(EXTRACTED RECORDS Opens)

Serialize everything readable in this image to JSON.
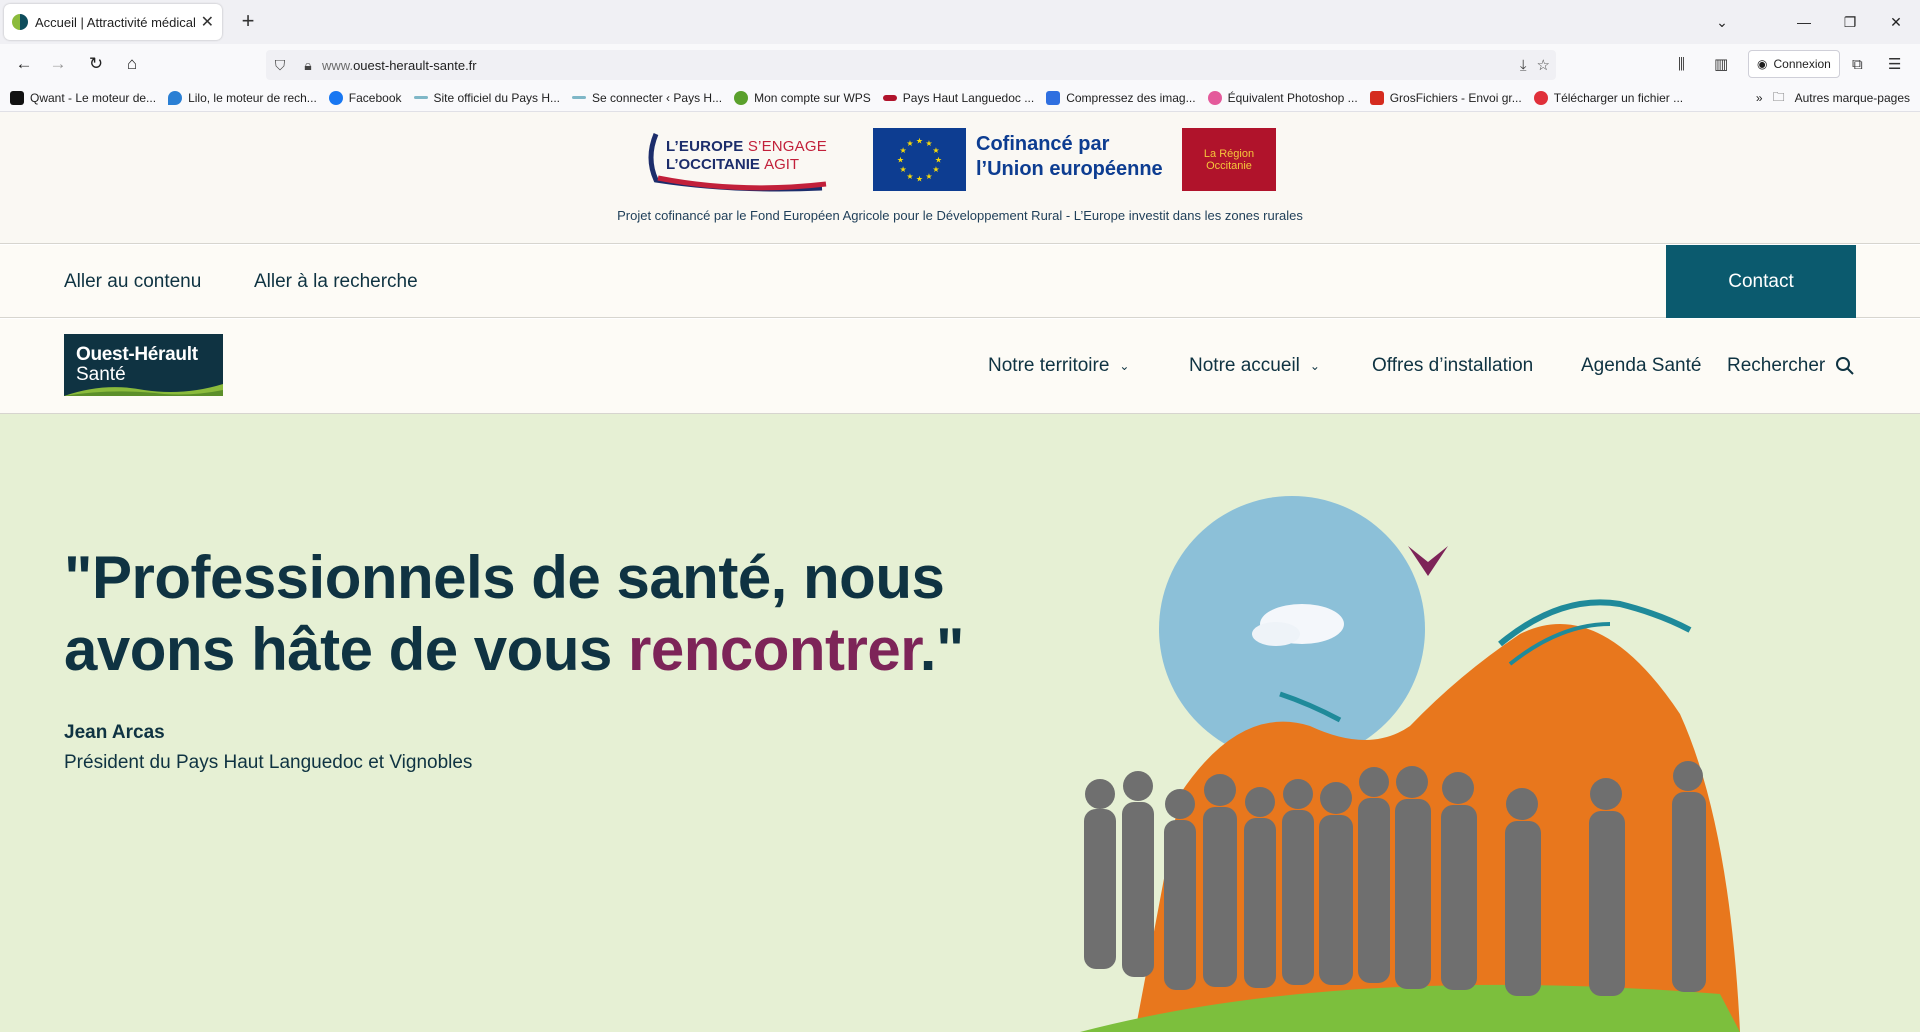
{
  "browser": {
    "tab_title": "Accueil | Attractivité médicale",
    "tab_close": "✕",
    "new_tab": "+",
    "url_prefix": "www.",
    "url_domain": "ouest-herault-sante.fr",
    "account_label": "Connexion"
  },
  "bookmarks": [
    {
      "label": "Qwant - Le moteur de...",
      "color": "#111111"
    },
    {
      "label": "Lilo, le moteur de rech...",
      "color": "#2a7fd4"
    },
    {
      "label": "Facebook",
      "color": "#1877f2"
    },
    {
      "label": "Site officiel du Pays H...",
      "color": "#7fb7c7"
    },
    {
      "label": "Se connecter ‹ Pays H...",
      "color": "#7fb7c7"
    },
    {
      "label": "Mon compte sur WPS",
      "color": "#5aa02c"
    },
    {
      "label": "Pays Haut Languedoc ...",
      "color": "#b0132b"
    },
    {
      "label": "Compressez des imag...",
      "color": "#2f6fe0"
    },
    {
      "label": "Équivalent Photoshop ...",
      "color": "#e45a9b"
    },
    {
      "label": "GrosFichiers - Envoi gr...",
      "color": "#d52b1e"
    },
    {
      "label": "Télécharger un fichier ...",
      "color": "#e0303a"
    }
  ],
  "bookmarks_other": "Autres marque-pages",
  "funding": {
    "europe_logo_line1_a": "L’EUROPE ",
    "europe_logo_line1_b": "S’ENGAGE",
    "europe_logo_line2_a": "L’OCCITANIE ",
    "europe_logo_line2_b": "AGIT",
    "eu_text_line1": "Cofinancé par",
    "eu_text_line2": "l’Union européenne",
    "region_logo": "La Région Occitanie",
    "caption": "Projet cofinancé par le Fond Européen Agricole pour le Développement Rural - L’Europe investit dans les zones rurales"
  },
  "skip_links": {
    "content": "Aller au contenu",
    "search": "Aller à la recherche",
    "contact": "Contact"
  },
  "site": {
    "logo_line1": "Ouest-Hérault",
    "logo_line2": "Santé"
  },
  "nav": {
    "territoire": "Notre territoire",
    "accueil": "Notre accueil",
    "offres": "Offres d’installation",
    "agenda": "Agenda Santé",
    "rechercher": "Rechercher"
  },
  "hero": {
    "quote_part1": "\"Professionnels de santé, nous avons hâte de vous ",
    "quote_highlight": "rencontrer",
    "quote_part2": ".\"",
    "author_name": "Jean Arcas",
    "author_role": "Président du Pays Haut Languedoc et Vignobles"
  },
  "colors": {
    "brand_dark": "#0f3342",
    "contact_bg": "#0b5a6e",
    "hero_bg": "#e6f0d4",
    "highlight": "#7d2458",
    "orange": "#e8771d",
    "sky": "#8cc0d8"
  }
}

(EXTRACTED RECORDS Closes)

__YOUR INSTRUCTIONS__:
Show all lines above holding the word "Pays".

__EXERCISE RESPONSE__:
      "label": "Site officiel du Pays H...",
      "label": "Se connecter ‹ Pays H...",
      "label": "Pays Haut Languedoc ...",
    "author_role": "Président du Pays Haut Languedoc et Vignobles"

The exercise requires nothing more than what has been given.